Welcome to episode #005 of the AR15 Podcast. I’m your host Jake Challand from Gun Guy Radio. This is THEE podcast about youuurrrr favorite black rifle! This show is for you; whether you're building your first AR or you’ve been building ARs for years. There’s something we can all do to take our black rifle to the next level. Joining me is Co-host Reed Snyder former Marine and full time Texan.
Main Topic: AR-15 Cool Factor Brownell's AR-15 Builder - Build your own cool looking AR-15 here
Listener Feedback: Jon: Thank you again for this podcast subject, however the explanation given about forgings is inaccurate. There are three basic configurations for aluminum used in the manufacture of AR lowers: forgings (strongest), billet (moderate), and cast (weakest).
Forgings: Almost all major manufacturers use aluminum forgings for their lowers. Due to the high cost of the machinery, only 5/6 foundries fabricate the forgings for all the AR's made in America. A piece of red hot aluminum is put in between two dies and is smashed into shape by a very large (100 ton) hydraulic hammer. These raw forgings are then sent to a machine shop for further machining and processing. The forging process aligns the molecules in the aluminum grain structure to make a very strong finished product. (Note: All aircraft landing gears and highly stressed wing parts are manufactured this same way because of their strength.)
Billet: Billet is nothing more than flat plate or bar stock that is machined to finished configuration, cutting through all the molecular grain structure, thereby weakening it. There are only a couple of manufacturers, like Sun Devil, making billet lowers. Their benefit is that they can change configurations or modify tolerances with a few keystrokes on the computer.
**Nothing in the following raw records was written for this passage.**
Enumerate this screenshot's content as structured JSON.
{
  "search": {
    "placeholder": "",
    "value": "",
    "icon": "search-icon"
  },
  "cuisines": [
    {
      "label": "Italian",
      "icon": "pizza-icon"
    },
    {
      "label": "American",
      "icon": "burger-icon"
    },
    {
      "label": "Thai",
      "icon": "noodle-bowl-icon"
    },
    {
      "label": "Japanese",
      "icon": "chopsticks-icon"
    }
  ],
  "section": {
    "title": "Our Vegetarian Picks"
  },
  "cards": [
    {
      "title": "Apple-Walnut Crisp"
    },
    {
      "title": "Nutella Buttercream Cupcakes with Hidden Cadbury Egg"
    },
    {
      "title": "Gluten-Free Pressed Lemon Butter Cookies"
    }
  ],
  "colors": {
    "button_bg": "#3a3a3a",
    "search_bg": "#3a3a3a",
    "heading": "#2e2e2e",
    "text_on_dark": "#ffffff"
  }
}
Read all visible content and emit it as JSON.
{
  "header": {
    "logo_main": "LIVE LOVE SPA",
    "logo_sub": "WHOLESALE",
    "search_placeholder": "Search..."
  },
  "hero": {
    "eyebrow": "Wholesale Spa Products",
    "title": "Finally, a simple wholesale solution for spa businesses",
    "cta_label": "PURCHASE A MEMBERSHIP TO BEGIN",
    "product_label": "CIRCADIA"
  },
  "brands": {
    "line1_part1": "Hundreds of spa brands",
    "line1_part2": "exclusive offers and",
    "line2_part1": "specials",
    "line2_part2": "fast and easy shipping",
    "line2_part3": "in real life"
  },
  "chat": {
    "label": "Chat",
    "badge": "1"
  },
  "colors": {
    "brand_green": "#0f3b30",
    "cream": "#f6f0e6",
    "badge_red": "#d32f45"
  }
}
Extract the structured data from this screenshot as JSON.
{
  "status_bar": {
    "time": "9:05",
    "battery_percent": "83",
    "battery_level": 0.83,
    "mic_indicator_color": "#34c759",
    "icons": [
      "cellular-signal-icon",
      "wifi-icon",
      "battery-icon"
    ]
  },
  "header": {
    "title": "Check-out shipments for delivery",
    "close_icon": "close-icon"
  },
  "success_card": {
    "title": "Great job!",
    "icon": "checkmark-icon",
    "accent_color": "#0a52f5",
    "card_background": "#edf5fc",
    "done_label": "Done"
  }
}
The material used is usually 6061 -T6, rather than the stronger 7075-T6 used in forgings.
Castings: This is what was given as being a forging (ie pouring aluminum into a mold, usually made from sand or ceramic media) in podcast #3. Castings got off to a bad start as being weak in the early years of aftermarket lowers, due to a very granular, easy to fracture molecular structure. Castings are generally used because they are cheap to produce and minimize additional machining required. Ruger now uses this method exclusively for their firearm actions, including the SR 556. They seem to have gotten it right, but most builders will still shy away from any cast uppers or lowers for strength reasons.
95% of production lowers are strong forgings produced by 5 or 6 foundries in America and are sold to only 11-18 machine shops. They are then sold to the actual AR manufactures with the manufacturer's name imprinted on the lower.
You have a great podcast and forum with a lot of listeners. I'm sure you would like the correct info out there. Just thought I'd bring this to your attention, but know you will probably want to follow up with research of your own. You will probably want to fact check on future podcasts, because many of your listeners are taking what you are saying as accurate fact.
Looking forward to more good stuff!
Lane Douglas: In episode 015 of GGR you talked about building an AR. Do you have a source for the lower casting, the part with the serial number, that will sell without first registering it through an FFL? Brownells will not sell without shipping to my FFL, ditto for a few others I have checked. I am ok with the process, just trying to avoid the $10 back ground fee, and $25 transfer fee that my FFL charges.
iTunes Review: Outro: